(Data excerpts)
■ ■ ■ ■

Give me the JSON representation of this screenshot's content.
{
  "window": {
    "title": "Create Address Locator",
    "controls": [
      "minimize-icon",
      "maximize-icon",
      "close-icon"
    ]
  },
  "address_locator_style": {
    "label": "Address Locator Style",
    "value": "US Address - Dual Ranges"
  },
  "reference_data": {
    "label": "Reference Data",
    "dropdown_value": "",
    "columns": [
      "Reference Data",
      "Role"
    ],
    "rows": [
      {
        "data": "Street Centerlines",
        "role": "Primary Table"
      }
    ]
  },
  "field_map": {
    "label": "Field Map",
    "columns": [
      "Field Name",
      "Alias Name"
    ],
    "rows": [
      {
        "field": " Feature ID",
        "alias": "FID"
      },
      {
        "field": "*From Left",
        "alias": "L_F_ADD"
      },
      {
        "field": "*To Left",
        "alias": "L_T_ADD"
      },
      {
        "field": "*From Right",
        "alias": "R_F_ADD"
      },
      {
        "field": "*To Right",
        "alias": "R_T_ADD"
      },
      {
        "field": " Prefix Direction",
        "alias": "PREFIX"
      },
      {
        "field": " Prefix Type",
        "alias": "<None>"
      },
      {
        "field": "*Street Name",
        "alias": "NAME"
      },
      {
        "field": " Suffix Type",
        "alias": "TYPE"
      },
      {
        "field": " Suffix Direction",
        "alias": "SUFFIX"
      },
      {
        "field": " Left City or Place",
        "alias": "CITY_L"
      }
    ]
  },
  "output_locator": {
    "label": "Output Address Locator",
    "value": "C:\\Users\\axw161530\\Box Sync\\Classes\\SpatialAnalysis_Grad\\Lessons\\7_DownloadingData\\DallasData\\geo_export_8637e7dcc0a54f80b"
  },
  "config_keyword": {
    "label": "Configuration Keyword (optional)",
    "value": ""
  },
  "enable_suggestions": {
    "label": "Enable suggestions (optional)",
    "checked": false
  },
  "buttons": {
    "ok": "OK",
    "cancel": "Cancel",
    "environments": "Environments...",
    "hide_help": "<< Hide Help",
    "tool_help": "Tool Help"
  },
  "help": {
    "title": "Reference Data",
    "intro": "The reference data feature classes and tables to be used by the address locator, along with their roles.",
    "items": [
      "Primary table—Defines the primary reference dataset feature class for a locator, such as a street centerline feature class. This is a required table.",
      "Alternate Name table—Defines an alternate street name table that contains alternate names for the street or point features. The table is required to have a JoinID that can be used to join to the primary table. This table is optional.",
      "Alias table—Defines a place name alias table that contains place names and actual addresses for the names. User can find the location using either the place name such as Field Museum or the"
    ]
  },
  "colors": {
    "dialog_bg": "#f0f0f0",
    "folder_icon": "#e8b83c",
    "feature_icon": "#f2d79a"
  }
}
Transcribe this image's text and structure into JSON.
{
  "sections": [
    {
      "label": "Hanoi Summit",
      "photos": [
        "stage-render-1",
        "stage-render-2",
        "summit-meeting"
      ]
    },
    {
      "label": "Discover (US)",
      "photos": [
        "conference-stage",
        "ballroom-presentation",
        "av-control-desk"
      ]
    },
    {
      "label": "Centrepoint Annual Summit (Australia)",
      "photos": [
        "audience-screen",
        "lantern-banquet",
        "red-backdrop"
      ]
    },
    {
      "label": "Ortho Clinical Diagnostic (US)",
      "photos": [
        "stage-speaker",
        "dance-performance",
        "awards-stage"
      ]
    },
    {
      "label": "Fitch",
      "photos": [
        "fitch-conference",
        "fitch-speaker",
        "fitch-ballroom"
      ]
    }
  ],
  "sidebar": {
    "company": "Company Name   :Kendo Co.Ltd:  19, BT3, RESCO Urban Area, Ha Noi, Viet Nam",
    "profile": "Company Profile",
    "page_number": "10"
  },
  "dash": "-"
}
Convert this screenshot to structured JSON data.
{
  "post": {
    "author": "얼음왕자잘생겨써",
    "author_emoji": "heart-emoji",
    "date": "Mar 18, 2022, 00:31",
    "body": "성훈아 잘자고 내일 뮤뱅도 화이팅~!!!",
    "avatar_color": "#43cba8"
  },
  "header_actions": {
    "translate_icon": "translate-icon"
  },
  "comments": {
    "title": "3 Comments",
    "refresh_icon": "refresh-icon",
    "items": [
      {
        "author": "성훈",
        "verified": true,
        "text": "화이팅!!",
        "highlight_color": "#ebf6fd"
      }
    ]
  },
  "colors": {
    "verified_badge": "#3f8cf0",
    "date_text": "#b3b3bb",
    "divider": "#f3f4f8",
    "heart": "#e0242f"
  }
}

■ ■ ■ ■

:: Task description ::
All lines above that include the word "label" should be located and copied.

:: Solution ::
    "label": "Address Locator Style",
    "label": "Reference Data",
    "label": "Field Map",
    "label": "Output Address Locator",
    "label": "Configuration Keyword (optional)",
    "label": "Enable suggestions (optional)",
      "label": "Hanoi Summit",
      "label": "Discover (US)",
      "label": "Centrepoint Annual Summit (Australia)",
      "label": "Ortho Clinical Diagnostic (US)",
      "label": "Fitch",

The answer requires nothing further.